◆ **TASK DATA**:
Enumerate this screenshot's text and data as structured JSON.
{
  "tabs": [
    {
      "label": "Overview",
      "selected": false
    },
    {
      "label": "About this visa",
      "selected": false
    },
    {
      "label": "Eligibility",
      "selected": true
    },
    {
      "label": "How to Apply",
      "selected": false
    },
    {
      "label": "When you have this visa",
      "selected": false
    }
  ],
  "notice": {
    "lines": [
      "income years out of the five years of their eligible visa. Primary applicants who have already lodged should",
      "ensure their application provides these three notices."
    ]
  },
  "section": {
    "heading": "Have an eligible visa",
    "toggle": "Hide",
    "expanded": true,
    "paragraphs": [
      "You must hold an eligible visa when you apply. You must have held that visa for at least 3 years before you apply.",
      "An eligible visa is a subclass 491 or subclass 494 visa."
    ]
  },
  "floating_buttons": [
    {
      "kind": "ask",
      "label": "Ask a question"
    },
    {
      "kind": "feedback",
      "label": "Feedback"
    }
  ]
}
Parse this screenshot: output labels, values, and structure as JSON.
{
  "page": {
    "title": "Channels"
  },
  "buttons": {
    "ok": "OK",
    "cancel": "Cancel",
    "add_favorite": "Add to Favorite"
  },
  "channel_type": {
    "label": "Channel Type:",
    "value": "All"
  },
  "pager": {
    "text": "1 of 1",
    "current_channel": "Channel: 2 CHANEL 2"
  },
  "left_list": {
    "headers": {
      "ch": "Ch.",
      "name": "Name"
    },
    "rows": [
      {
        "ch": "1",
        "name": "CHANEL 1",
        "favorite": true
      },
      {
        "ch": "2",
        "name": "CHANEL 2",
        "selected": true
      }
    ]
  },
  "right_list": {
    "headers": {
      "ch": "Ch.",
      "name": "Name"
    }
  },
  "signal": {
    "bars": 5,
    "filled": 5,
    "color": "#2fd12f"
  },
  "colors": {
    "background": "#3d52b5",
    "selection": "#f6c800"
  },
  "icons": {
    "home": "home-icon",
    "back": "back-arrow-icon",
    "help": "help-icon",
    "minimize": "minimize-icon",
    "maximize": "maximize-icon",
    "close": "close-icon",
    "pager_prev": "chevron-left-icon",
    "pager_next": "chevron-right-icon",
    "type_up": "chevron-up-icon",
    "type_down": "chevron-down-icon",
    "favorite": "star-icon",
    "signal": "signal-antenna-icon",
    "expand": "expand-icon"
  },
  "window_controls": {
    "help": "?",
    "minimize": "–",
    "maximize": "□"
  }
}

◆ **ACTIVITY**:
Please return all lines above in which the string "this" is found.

◆ **OUTPUT OF THE TASK**:
Enumerate this screenshot's text and data as structured JSON.
      "label": "About this visa",
      "label": "When you have this visa",
Parse this screenshot: output labels, values, and structure as JSON.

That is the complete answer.